• _WORK REQUEST_
All the entries, exactly as they read, must be written out again.

• _PROVIDED INFORMATION_
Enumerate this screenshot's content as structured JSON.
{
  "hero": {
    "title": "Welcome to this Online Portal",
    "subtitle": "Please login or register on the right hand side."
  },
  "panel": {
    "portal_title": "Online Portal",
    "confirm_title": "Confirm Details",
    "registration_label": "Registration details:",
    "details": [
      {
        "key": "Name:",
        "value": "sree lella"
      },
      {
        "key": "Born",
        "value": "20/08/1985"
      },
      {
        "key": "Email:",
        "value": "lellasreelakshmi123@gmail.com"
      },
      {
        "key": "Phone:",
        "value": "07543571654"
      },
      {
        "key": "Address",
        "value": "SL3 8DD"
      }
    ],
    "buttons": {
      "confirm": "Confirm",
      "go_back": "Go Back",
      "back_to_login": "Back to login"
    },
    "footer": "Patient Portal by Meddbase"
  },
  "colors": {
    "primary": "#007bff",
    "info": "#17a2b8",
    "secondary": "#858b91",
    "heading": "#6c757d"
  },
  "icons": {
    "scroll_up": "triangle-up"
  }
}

• _RESPONSE BELOW_
Enumerate this screenshot's content as structured JSON.
{
  "hero": {
    "title": "Welcome to this Online Portal",
    "subtitle": "Please login or register on the right hand side."
  },
  "panel": {
    "portal_title": "Online Portal",
    "confirm_title": "Confirm Details",
    "registration_label": "Registration details:",
    "details": [
      {
        "key": "Name:",
        "value": "sree lella"
      },
      {
        "key": "Born",
        "value": "20/08/1985"
      },
      {
        "key": "Email:",
        "value": "lellasreelakshmi123@gmail.com"
      },
      {
        "key": "Phone:",
        "value": "07543571654"
      },
      {
        "key": "Address",
        "value": "SL3 8DD"
      }
    ],
    "buttons": {
      "confirm": "Confirm",
      "go_back": "Go Back",
      "back_to_login": "Back to login"
    },
    "footer": "Patient Portal by Meddbase"
  },
  "colors": {
    "primary": "#007bff",
    "info": "#17a2b8",
    "secondary": "#858b91",
    "heading": "#6c757d"
  },
  "icons": {
    "scroll_up": "triangle-up"
  }
}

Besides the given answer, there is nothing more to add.